What and Why?
You literally use a cylinder made from foam to massage your muscles by laying on it in different positions and roll back and forth. You can get them at sporting goods stores, Amazon and if you belong to a gym – they may even sell them. I’ve had mine for gosh….12 years? It’s been super glued and wrapped in duct tape to keep it together, but I’m not letting it go! Why? Because it relieves so much tension exactly when and where I need it. Let’s say I have a tension headache (I work at a computer 8 hours+ a day, so it happens), I can feel it in the back of my head – I just need some relief!

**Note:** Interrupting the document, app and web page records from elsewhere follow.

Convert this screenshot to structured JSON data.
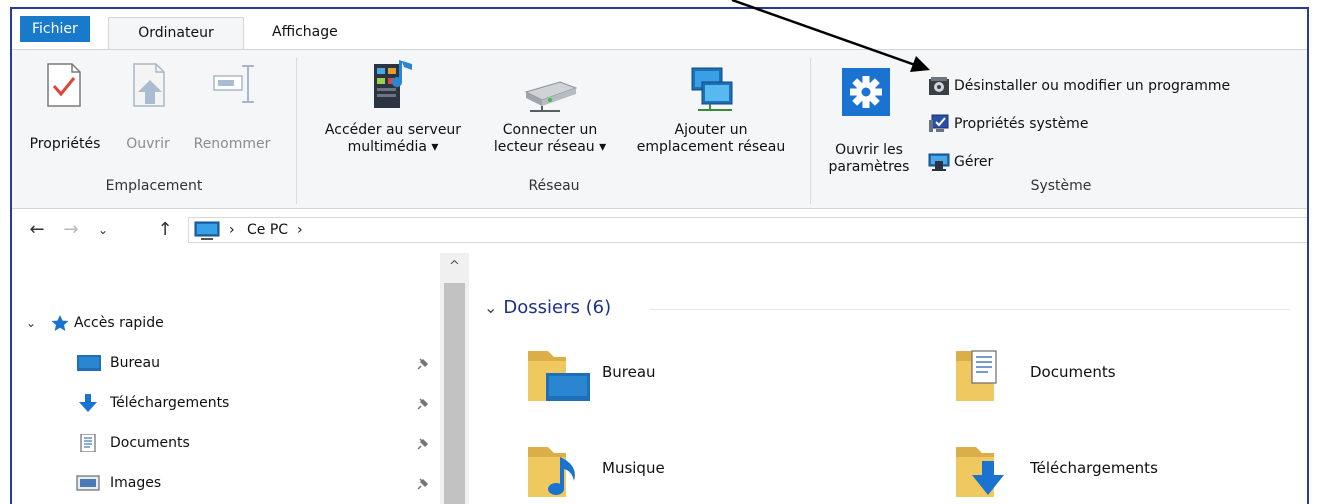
{
  "tabs": {
    "file": "Fichier",
    "computer": "Ordinateur",
    "view": "Affichage"
  },
  "ribbon": {
    "location": {
      "label": "Emplacement",
      "properties": "Propriétés",
      "open": "Ouvrir",
      "rename": "Renommer"
    },
    "network": {
      "label": "Réseau",
      "media_server_line1": "Accéder au serveur",
      "media_server_line2": "multimédia ▾",
      "map_drive_line1": "Connecter un",
      "map_drive_line2": "lecteur réseau ▾",
      "add_location_line1": "Ajouter un",
      "add_location_line2": "emplacement réseau"
    },
    "system": {
      "label": "Système",
      "open_settings_line1": "Ouvrir les",
      "open_settings_line2": "paramètres",
      "uninstall": "Désinstaller ou modifier un programme",
      "system_properties": "Propriétés système",
      "manage": "Gérer"
    }
  },
  "address": {
    "crumb_pc": "Ce PC",
    "sep1": "›",
    "sep2": "›"
  },
  "nav": {
    "quick_access": "Accès rapide",
    "items": [
      {
        "label": "Bureau"
      },
      {
        "label": "Téléchargements"
      },
      {
        "label": "Documents"
      },
      {
        "label": "Images"
      }
    ]
  },
  "content": {
    "group_title": "Dossiers (6)",
    "folders": [
      {
        "name": "Bureau"
      },
      {
        "name": "Documents"
      },
      {
        "name": "Musique"
      },
      {
        "name": "Téléchargements"
      }
    ]
  },
  "colors": {
    "accent": "#1979ca",
    "group_title": "#1e3287",
    "ribbon_bg": "#f5f6f7",
    "folder": "#e8c05c"
  }
}
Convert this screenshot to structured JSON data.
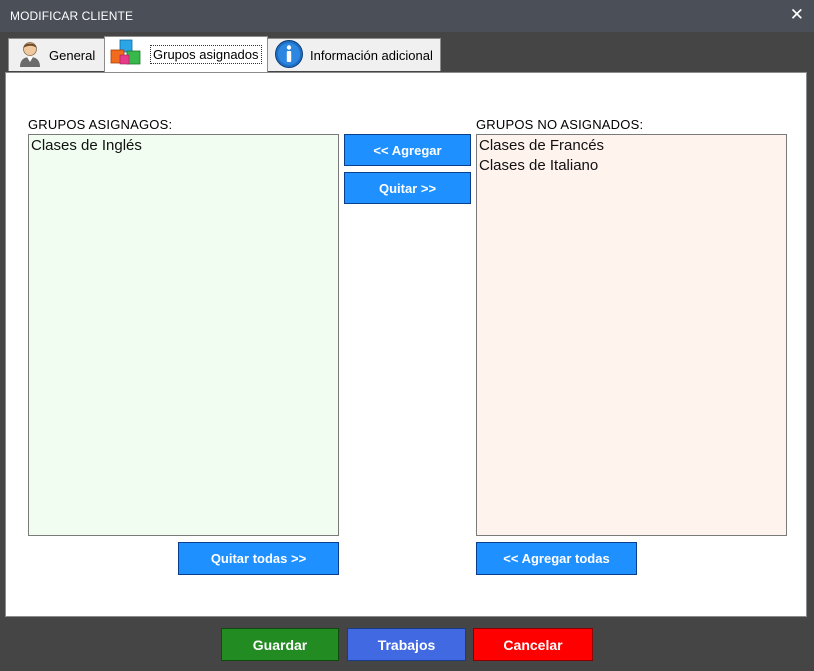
{
  "window": {
    "title": "MODIFICAR CLIENTE",
    "close_glyph": "✕"
  },
  "tabs": [
    {
      "label": "General",
      "icon": "user-icon"
    },
    {
      "label": "Grupos asignados",
      "icon": "cubes-icon",
      "active": true
    },
    {
      "label": "Información adicional",
      "icon": "info-icon"
    }
  ],
  "assigned": {
    "title": "GRUPOS ASIGNAGOS:",
    "items": [
      "Clases de Inglés"
    ],
    "bg": "#f0fdf0"
  },
  "unassigned": {
    "title": "GRUPOS NO ASIGNADOS:",
    "items": [
      "Clases de Francés",
      "Clases de Italiano"
    ],
    "bg": "#fff3ee"
  },
  "buttons": {
    "add": "<< Agregar",
    "remove": "Quitar >>",
    "remove_all": "Quitar todas >>",
    "add_all": "<< Agregar todas"
  },
  "footer": {
    "save": {
      "label": "Guardar",
      "color": "#228b22"
    },
    "jobs": {
      "label": "Trabajos",
      "color": "#4169e1"
    },
    "cancel": {
      "label": "Cancelar",
      "color": "#ff0000"
    }
  },
  "colors": {
    "primary_button": "#1e90ff",
    "titlebar": "#4a4f58",
    "frame": "#454545"
  }
}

Instead having to find an open appointment for a massage or chiropractor visit and possibly wait a few days, I can grab my foam roller and ease the tension immediately (then follow up as needed with my chiropractor and/or massage therapist)
Now, I’m not a physical therapist, I’m not a doctor and do not claim to be either of those, but I can tell you it works for me. I put my neck on the roller where my trigger point is, roll to massage and I feel a release that in turn helps with my headaches. You know the phrase, hurts so good? Well this is what foam rolling is like for some. Here’s a more professional statement from an article on “Request Physical Therapy.” “
“Foam rolling can reduce some discomfort you feel due to delayed onset muscle soreness, and it can help improve your range of motion. When combined with static stretching, a foam roller can be a formidable force towards flexibility and muscle recovery. “
When is a good time to roll?
In my experience – first thing in the morning and before bed, consistently, seems to help. I also try to remember to roll prior to working out – it does help warm up the muscles; much like stretching does. Same for post-workout – helps to include it in your cool down. Other times I find it helpful is if I’m having headaches or muscle pain. Example – I woke up one morning and for whatever reason my back muscles were seriously killing me. Just so tight, not sure if I slept wrong or what. When I finally got myself out of bed and moving, I reached for my roller. I laid back and just went over the whole length of my back and man….could I feel a release right away! Little bit of creaking and cracking too ….After about five minutes of that I then did some stretching and walked around a bit. I can tell you – made all the difference in the world. Tension minimized and I was able to go about my day and do my workout – something I was actually considering skipping due to the pain I woke up with.
How do I use this thing?
So you have this roller or “home chiro-masseuse” as I like to call it. Now, what do I do with it? It is extremely important, as with any exercise or stretch to do it correctly so you do not hurt yourself. Since again, I am not in the medical field, and am a one woman show – do not have a studio, cameras, lighting to show you myself; I’m going to direct you to the resources below.
8 Foam Rolling Moves
High Density (what I use daily)
Deep Tissue (the husband’s preference)
Share with me
Do you have a foam roller? Do you use it regularly? I want to hear from you!
Are you a first timer and purchased one recently or plan to? I want to hear from you!
We all learn by sharing, so please allow me learn from you.